» **Page and application data records**:
::::::::::
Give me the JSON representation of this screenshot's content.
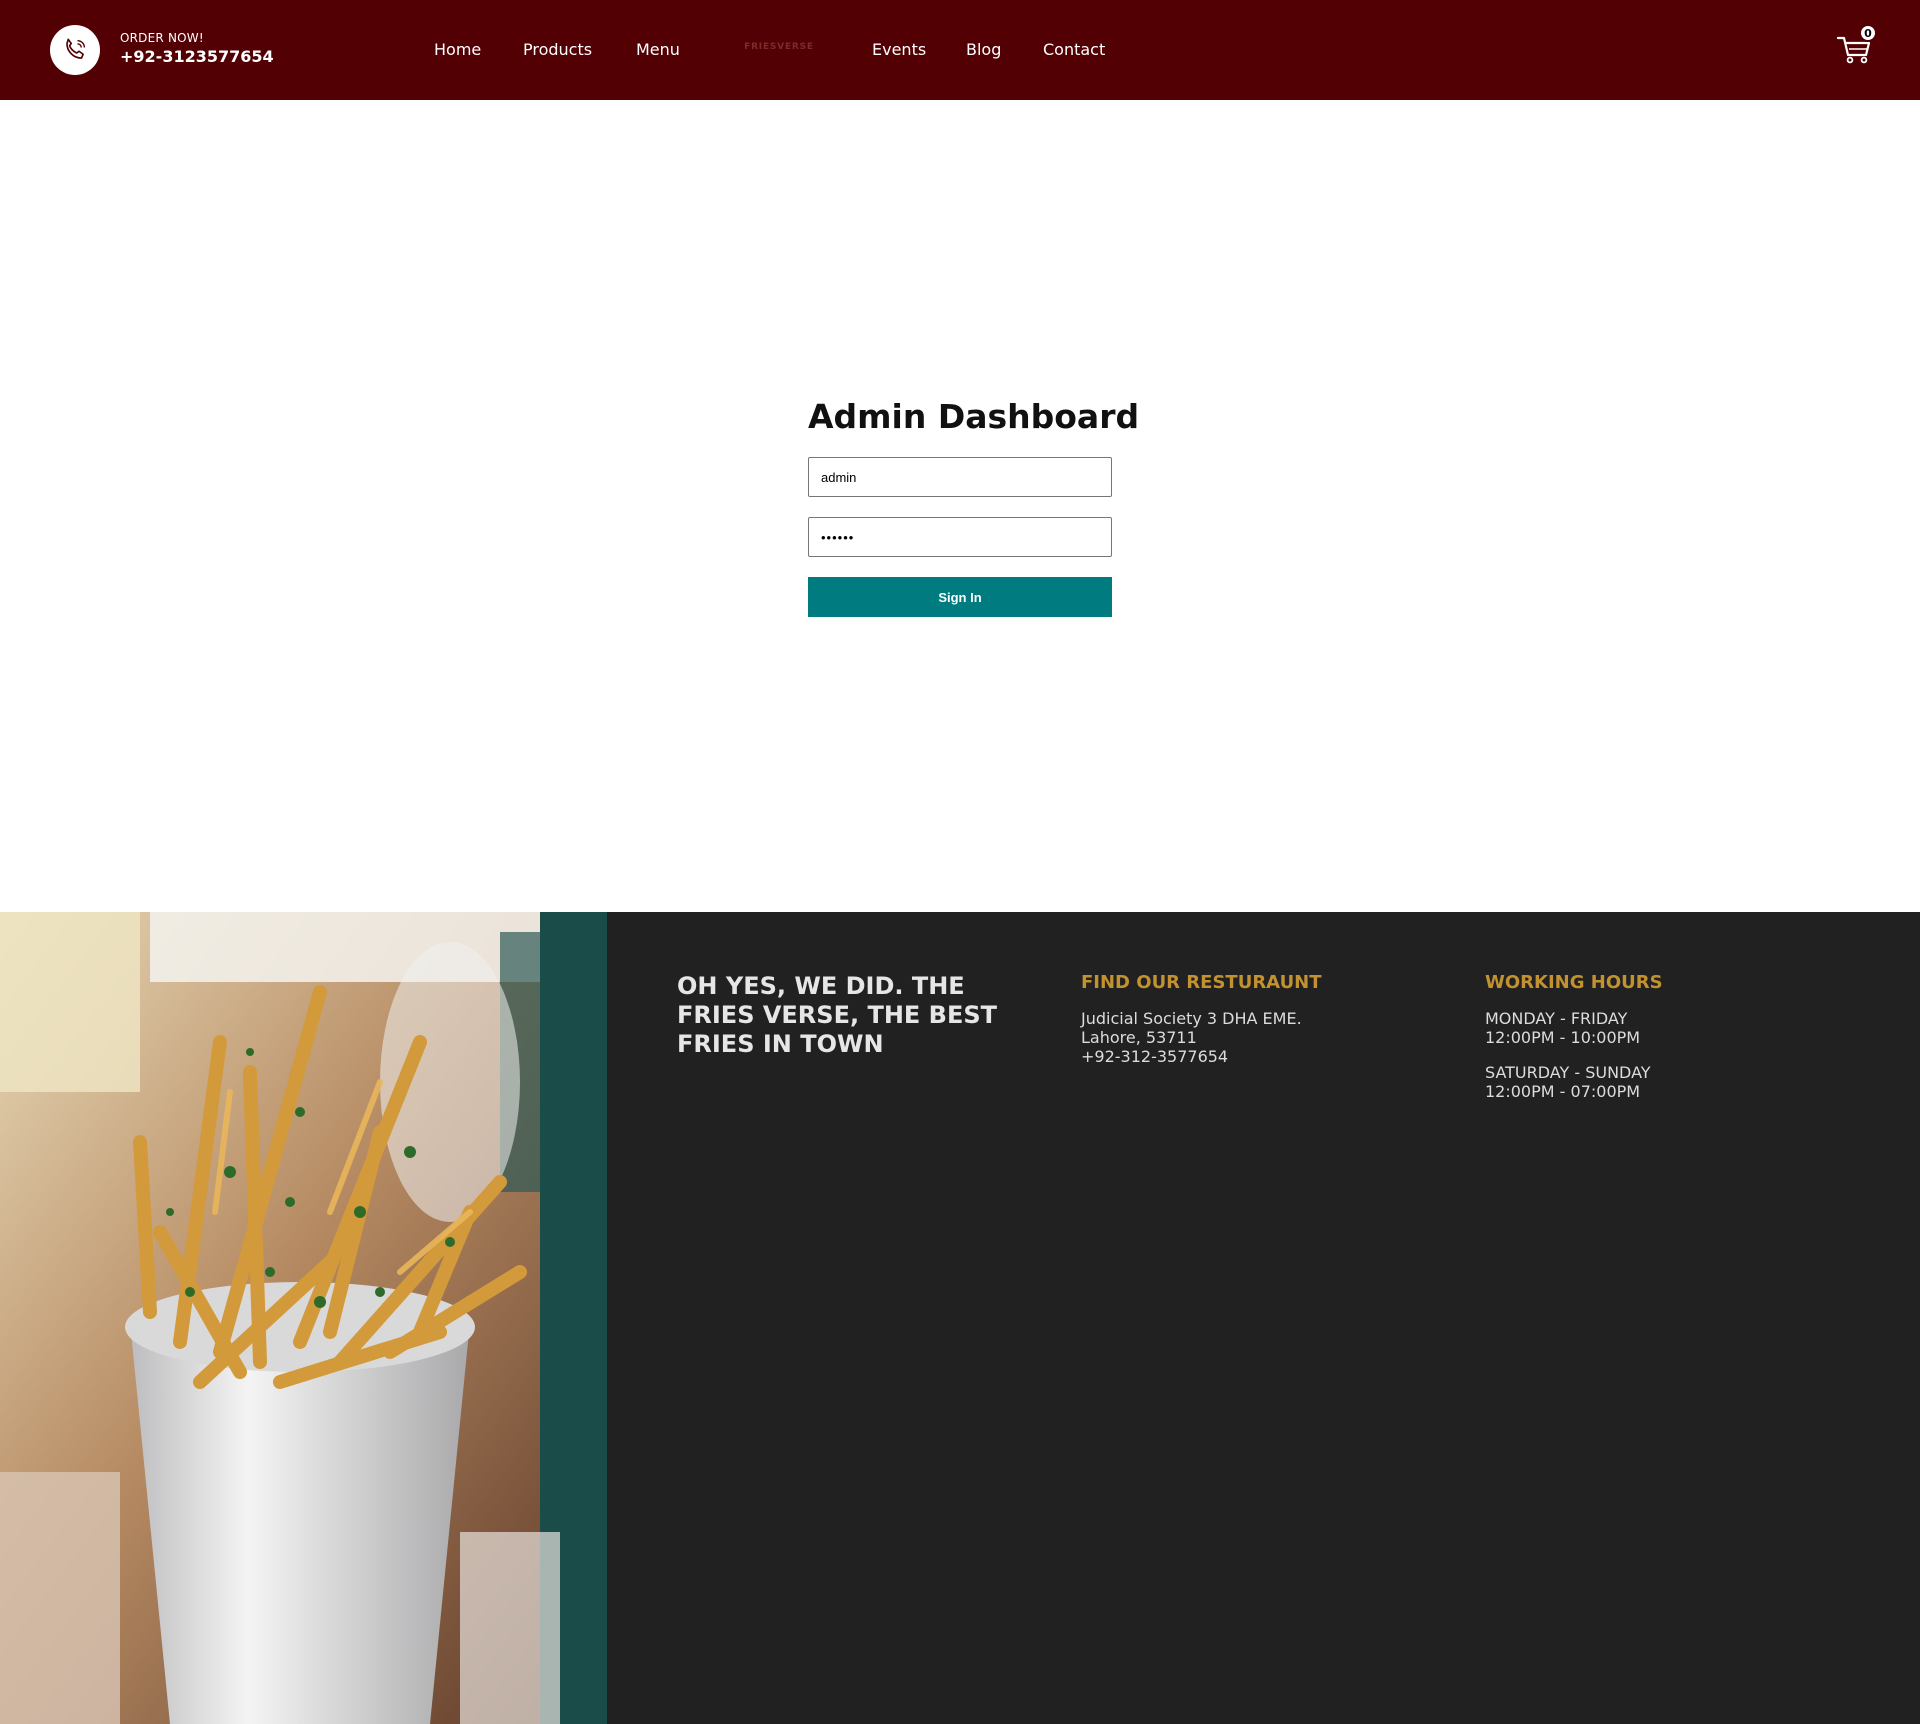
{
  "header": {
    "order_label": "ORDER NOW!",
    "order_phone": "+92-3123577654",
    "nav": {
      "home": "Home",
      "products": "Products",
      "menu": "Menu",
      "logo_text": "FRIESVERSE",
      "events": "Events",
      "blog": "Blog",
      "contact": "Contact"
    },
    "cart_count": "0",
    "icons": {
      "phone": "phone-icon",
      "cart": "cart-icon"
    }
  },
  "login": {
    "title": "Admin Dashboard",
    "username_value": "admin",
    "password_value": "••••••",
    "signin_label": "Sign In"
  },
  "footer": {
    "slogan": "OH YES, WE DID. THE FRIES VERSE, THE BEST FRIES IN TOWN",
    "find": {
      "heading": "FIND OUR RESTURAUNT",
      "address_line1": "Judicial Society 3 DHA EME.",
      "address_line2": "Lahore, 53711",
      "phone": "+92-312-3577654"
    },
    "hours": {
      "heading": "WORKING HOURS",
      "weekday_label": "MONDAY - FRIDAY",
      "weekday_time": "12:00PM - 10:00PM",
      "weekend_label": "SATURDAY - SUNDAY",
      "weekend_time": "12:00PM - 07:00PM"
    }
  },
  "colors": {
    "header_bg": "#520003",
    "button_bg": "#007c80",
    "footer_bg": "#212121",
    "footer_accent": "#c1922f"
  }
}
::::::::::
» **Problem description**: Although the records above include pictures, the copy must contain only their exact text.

» **Written response**:
Give me the JSON representation of this screenshot's content.
{
  "header": {
    "order_label": "ORDER NOW!",
    "order_phone": "+92-3123577654",
    "nav": {
      "home": "Home",
      "products": "Products",
      "menu": "Menu",
      "logo_text": "FRIESVERSE",
      "events": "Events",
      "blog": "Blog",
      "contact": "Contact"
    },
    "cart_count": "0",
    "icons": {
      "phone": "phone-icon",
      "cart": "cart-icon"
    }
  },
  "login": {
    "title": "Admin Dashboard",
    "username_value": "admin",
    "password_value": "••••••",
    "signin_label": "Sign In"
  },
  "footer": {
    "slogan": "OH YES, WE DID. THE FRIES VERSE, THE BEST FRIES IN TOWN",
    "find": {
      "heading": "FIND OUR RESTURAUNT",
      "address_line1": "Judicial Society 3 DHA EME.",
      "address_line2": "Lahore, 53711",
      "phone": "+92-312-3577654"
    },
    "hours": {
      "heading": "WORKING HOURS",
      "weekday_label": "MONDAY - FRIDAY",
      "weekday_time": "12:00PM - 10:00PM",
      "weekend_label": "SATURDAY - SUNDAY",
      "weekend_time": "12:00PM - 07:00PM"
    }
  },
  "colors": {
    "header_bg": "#520003",
    "button_bg": "#007c80",
    "footer_bg": "#212121",
    "footer_accent": "#c1922f"
  }
}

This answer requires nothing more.